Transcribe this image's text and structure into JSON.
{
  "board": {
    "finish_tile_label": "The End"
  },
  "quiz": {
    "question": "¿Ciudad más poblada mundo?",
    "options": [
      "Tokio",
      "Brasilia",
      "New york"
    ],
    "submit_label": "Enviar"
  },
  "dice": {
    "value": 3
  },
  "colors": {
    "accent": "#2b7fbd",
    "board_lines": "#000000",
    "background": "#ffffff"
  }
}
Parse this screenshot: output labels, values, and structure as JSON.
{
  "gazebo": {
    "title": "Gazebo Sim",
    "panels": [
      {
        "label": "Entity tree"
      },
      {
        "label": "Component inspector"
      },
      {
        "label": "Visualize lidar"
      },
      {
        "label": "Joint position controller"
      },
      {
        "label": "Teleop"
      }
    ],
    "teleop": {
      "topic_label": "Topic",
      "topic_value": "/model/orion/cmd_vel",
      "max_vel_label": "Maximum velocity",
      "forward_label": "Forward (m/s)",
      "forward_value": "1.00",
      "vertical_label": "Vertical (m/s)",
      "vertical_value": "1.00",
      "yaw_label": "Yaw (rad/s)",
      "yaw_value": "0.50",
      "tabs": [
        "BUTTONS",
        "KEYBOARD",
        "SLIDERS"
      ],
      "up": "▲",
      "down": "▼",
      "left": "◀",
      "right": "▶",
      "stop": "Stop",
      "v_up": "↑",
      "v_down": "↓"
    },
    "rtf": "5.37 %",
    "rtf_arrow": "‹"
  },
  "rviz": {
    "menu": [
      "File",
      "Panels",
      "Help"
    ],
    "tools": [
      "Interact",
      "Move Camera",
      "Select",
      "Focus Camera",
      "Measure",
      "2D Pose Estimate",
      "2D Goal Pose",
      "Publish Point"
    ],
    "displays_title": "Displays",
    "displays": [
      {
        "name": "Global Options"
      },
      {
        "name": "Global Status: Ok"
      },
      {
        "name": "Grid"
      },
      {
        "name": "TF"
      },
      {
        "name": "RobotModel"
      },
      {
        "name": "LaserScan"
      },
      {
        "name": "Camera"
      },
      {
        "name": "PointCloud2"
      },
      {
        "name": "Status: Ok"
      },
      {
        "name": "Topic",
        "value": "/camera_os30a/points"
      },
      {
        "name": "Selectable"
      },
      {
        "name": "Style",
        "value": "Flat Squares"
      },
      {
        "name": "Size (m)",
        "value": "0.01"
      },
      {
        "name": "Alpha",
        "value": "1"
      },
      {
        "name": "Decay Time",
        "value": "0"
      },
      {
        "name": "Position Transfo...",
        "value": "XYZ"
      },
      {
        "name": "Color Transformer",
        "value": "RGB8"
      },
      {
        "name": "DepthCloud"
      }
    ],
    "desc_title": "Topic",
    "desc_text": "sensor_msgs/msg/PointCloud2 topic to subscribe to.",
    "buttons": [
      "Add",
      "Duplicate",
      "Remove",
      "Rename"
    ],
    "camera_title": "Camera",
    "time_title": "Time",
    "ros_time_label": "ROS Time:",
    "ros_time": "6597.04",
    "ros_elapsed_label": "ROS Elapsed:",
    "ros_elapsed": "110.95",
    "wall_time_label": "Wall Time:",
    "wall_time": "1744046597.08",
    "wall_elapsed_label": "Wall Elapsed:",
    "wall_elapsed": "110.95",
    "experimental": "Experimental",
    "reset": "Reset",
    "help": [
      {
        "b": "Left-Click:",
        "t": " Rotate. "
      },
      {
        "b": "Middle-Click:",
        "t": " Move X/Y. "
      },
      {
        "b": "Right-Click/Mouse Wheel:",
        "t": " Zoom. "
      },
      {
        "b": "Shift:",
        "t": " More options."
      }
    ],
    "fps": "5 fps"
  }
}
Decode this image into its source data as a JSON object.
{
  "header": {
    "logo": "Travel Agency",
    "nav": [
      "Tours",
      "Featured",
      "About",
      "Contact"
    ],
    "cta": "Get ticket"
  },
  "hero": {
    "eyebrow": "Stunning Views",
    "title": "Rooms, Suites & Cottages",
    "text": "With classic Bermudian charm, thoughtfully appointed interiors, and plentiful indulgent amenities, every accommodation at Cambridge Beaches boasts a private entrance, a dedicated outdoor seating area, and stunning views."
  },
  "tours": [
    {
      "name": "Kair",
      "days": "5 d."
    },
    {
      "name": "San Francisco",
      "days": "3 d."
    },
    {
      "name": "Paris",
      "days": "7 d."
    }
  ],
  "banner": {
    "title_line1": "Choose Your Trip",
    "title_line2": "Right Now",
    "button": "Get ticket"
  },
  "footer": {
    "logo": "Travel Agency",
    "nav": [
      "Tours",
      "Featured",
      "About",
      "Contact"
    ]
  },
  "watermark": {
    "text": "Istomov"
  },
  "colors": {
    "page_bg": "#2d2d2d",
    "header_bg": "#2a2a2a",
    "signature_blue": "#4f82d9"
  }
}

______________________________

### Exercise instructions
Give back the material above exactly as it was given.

### Solution
Transcribe this image's text and structure into JSON.
{
  "board": {
    "finish_tile_label": "The End"
  },
  "quiz": {
    "question": "¿Ciudad más poblada mundo?",
    "options": [
      "Tokio",
      "Brasilia",
      "New york"
    ],
    "submit_label": "Enviar"
  },
  "dice": {
    "value": 3
  },
  "colors": {
    "accent": "#2b7fbd",
    "board_lines": "#000000",
    "background": "#ffffff"
  }
}
Parse this screenshot: output labels, values, and structure as JSON.
{
  "gazebo": {
    "title": "Gazebo Sim",
    "panels": [
      {
        "label": "Entity tree"
      },
      {
        "label": "Component inspector"
      },
      {
        "label": "Visualize lidar"
      },
      {
        "label": "Joint position controller"
      },
      {
        "label": "Teleop"
      }
    ],
    "teleop": {
      "topic_label": "Topic",
      "topic_value": "/model/orion/cmd_vel",
      "max_vel_label": "Maximum velocity",
      "forward_label": "Forward (m/s)",
      "forward_value": "1.00",
      "vertical_label": "Vertical (m/s)",
      "vertical_value": "1.00",
      "yaw_label": "Yaw (rad/s)",
      "yaw_value": "0.50",
      "tabs": [
        "BUTTONS",
        "KEYBOARD",
        "SLIDERS"
      ],
      "up": "▲",
      "down": "▼",
      "left": "◀",
      "right": "▶",
      "stop": "Stop",
      "v_up": "↑",
      "v_down": "↓"
    },
    "rtf": "5.37 %",
    "rtf_arrow": "‹"
  },
  "rviz": {
    "menu": [
      "File",
      "Panels",
      "Help"
    ],
    "tools": [
      "Interact",
      "Move Camera",
      "Select",
      "Focus Camera",
      "Measure",
      "2D Pose Estimate",
      "2D Goal Pose",
      "Publish Point"
    ],
    "displays_title": "Displays",
    "displays": [
      {
        "name": "Global Options"
      },
      {
        "name": "Global Status: Ok"
      },
      {
        "name": "Grid"
      },
      {
        "name": "TF"
      },
      {
        "name": "RobotModel"
      },
      {
        "name": "LaserScan"
      },
      {
        "name": "Camera"
      },
      {
        "name": "PointCloud2"
      },
      {
        "name": "Status: Ok"
      },
      {
        "name": "Topic",
        "value": "/camera_os30a/points"
      },
      {
        "name": "Selectable"
      },
      {
        "name": "Style",
        "value": "Flat Squares"
      },
      {
        "name": "Size (m)",
        "value": "0.01"
      },
      {
        "name": "Alpha",
        "value": "1"
      },
      {
        "name": "Decay Time",
        "value": "0"
      },
      {
        "name": "Position Transfo...",
        "value": "XYZ"
      },
      {
        "name": "Color Transformer",
        "value": "RGB8"
      },
      {
        "name": "DepthCloud"
      }
    ],
    "desc_title": "Topic",
    "desc_text": "sensor_msgs/msg/PointCloud2 topic to subscribe to.",
    "buttons": [
      "Add",
      "Duplicate",
      "Remove",
      "Rename"
    ],
    "camera_title": "Camera",
    "time_title": "Time",
    "ros_time_label": "ROS Time:",
    "ros_time": "6597.04",
    "ros_elapsed_label": "ROS Elapsed:",
    "ros_elapsed": "110.95",
    "wall_time_label": "Wall Time:",
    "wall_time": "1744046597.08",
    "wall_elapsed_label": "Wall Elapsed:",
    "wall_elapsed": "110.95",
    "experimental": "Experimental",
    "reset": "Reset",
    "help": [
      {
        "b": "Left-Click:",
        "t": " Rotate. "
      },
      {
        "b": "Middle-Click:",
        "t": " Move X/Y. "
      },
      {
        "b": "Right-Click/Mouse Wheel:",
        "t": " Zoom. "
      },
      {
        "b": "Shift:",
        "t": " More options."
      }
    ],
    "fps": "5 fps"
  }
}
Decode this image into its source data as a JSON object.
{
  "header": {
    "logo": "Travel Agency",
    "nav": [
      "Tours",
      "Featured",
      "About",
      "Contact"
    ],
    "cta": "Get ticket"
  },
  "hero": {
    "eyebrow": "Stunning Views",
    "title": "Rooms, Suites & Cottages",
    "text": "With classic Bermudian charm, thoughtfully appointed interiors, and plentiful indulgent amenities, every accommodation at Cambridge Beaches boasts a private entrance, a dedicated outdoor seating area, and stunning views."
  },
  "tours": [
    {
      "name": "Kair",
      "days": "5 d."
    },
    {
      "name": "San Francisco",
      "days": "3 d."
    },
    {
      "name": "Paris",
      "days": "7 d."
    }
  ],
  "banner": {
    "title_line1": "Choose Your Trip",
    "title_line2": "Right Now",
    "button": "Get ticket"
  },
  "footer": {
    "logo": "Travel Agency",
    "nav": [
      "Tours",
      "Featured",
      "About",
      "Contact"
    ]
  },
  "watermark": {
    "text": "Istomov"
  },
  "colors": {
    "page_bg": "#2d2d2d",
    "header_bg": "#2a2a2a",
    "signature_blue": "#4f82d9"
  }
}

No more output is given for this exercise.